Jeremy could soon be bagging new ground and Angie’s patch ‘Will Be More Marginal’ Under Proposed Changes to Surrey’s Constituency Boundaries.
Guildford’s parliamentary constituency would not remain such a safe Conservative seat, according to well placed Tory and Lib Dem sources, if proposed Boundary Commission changes go ahead.
Surrey would gain an extra seat, moving from 11 to 12. All Surrey seats are currently in a Conservative stranglehold.
The major change locally would be the removal of a large area south of the North Downs, including Cranleigh and surrounding villages. A seat formerly held by MP Anne Milton and retained by MP Angela Richardson at the last election with a reduced majority. If the new arrangements go ahead the Guildford constituency will include villages in the east of the borough including Ripley and the Horsleys currently part of Mole Valley.
Given the popularity dip, the Conservatives suffered in the borough of Waverley and in Guildford during the recent Surrey County Council elections, the changes are likely to make both Waverley and Guildford more marginal. Certainly, local Lib Dems are pinning their hopes on that being the case.
The South West Surrey Constituency would also see a major change. effectively it would be divided into two becoming Godalming and Ash and Farnham and Bordon. The move of Ash and Ash Vale from Surrey Heath and the cross-county boundary constituency of Farnham and Bordon might prove controversial.
The Boundary Commission whose review for England is estimated to have cost £2.5 million, said it had “not always been possible to allocate whole numbers of constituencies to individual counties” or to avoid crossing boundaries.
How the current incumbents of Guildford and Guildford South West will decide which constituency they chose will be interesting. Very interesting. Jeremy Hunt might want to switch to the new Farnham seat while Angela Richardson, a resident of Ewhurst outside the new Guildford constituency, might prefer the new Godalming and Ash seat?
As we post. Ms Richardson remains tight-lipped. She well knows that there are many Lib Dem votes in Guildford town and the Lib Dems took the seat as recently as 20 years ago. However, there is now a very strong Lib Dem contingent in Godalming and villages backing wannabe MP Paul Follows. A man who cut his teeth at Godalming town council made his name in Waverley where he is now the leader and has recently been elected as a Surrey County Councillor. Plenty of experience going under his belt?
Currently, Mrs Richardson has the smallest majority in Surrey, 3,317, but one. Along with all affected MPs, she will be considering her options and her position on the proposals. Mrs Richardson, a former Cranleigh parish councillor who failed to nab a seat at Waverley BC will go anywhere in the country, and did so, to find favour.
Local party organisations will also be affected. The Conservative and Labour associations are organised on parliamentary constituency lines so the changes would require a major reorganisation for them too. Older members would be lost, some who might be in key positions, and new ones taken on.
Fundraising is another critical factor. As one local Conservative member told The Guildford Dragon:

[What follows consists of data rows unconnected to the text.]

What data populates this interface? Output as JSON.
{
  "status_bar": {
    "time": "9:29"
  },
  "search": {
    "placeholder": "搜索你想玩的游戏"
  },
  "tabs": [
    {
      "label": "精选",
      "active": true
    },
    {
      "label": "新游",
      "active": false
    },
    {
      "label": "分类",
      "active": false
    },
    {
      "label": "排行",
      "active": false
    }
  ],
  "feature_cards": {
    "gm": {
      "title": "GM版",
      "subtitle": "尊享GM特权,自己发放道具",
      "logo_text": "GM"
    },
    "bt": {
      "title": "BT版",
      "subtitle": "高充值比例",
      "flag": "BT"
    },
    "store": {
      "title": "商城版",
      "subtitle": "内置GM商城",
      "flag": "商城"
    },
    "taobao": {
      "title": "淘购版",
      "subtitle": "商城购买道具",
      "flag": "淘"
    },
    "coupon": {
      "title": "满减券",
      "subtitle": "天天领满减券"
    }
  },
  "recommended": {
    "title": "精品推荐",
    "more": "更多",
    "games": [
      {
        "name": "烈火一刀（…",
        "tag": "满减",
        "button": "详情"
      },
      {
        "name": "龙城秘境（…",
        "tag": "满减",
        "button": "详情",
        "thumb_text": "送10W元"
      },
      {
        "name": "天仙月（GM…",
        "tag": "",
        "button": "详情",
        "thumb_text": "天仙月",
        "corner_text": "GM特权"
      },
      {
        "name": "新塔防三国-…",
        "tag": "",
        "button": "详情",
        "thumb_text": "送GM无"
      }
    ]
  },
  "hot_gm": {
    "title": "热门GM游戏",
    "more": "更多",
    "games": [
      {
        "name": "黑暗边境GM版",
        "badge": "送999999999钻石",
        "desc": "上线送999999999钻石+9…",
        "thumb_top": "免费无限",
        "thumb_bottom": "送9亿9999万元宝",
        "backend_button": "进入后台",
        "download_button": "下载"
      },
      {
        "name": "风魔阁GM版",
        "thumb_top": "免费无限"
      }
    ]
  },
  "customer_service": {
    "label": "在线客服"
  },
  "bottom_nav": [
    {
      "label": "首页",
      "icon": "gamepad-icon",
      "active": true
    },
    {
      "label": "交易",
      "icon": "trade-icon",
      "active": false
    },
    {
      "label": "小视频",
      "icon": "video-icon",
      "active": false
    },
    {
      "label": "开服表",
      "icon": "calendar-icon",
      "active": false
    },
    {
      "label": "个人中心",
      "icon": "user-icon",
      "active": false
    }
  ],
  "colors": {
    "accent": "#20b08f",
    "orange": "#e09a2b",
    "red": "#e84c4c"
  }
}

“Some individual branches raise considerably more than others. No one wants to lose a rich branch to another seat.”
Guildford Conservative Association is likely to be loath to lose the Cranleigh area thought to be very productive in the fundraising stakes. Mainly due to the huge efforts of Mrs Richardson, one of the party’s biggest fundraisers.
The initial proposals will now be subject to consultations and revisions. The first one will run for eight weeks before closing on August 2.
A second consultation with public hearings will then get underway in spring 2022, followed by a final four-week consultation on revised plans in autumn 2022.
Final recommendations are due by July 1, 2023, after which the government has four months to implement the plans.
The changes will only come into effect in late 2023, which could be too late for the next election if the prime minister decides to call it early as he or she might be able to do under The Dissolution and Calling of Parliament Bill, if enacted.
If that were to happen before the new boundaries are in place, the election would be fought on the old boundaries.
Some polling experts have suggested the review could hand more seats to the Tories. But the BBC is quoting Martin Baxter, founder of Electoral Calculus, saying it was likely to be a mixed bag.
He said: “People have been moving from Wales and the north of England down to the south, which means fewer seats in the north and more seats in the south.
“That helps the Conservatives overall, but not as much as it might have done since they now hold some ‘red wall’ seats themselves which might disappear, and there will also be more seats in Labour-friendly areas such as London.”
Public feedback to the initial plans set out in the 2018 review changed 50% of the initial plans.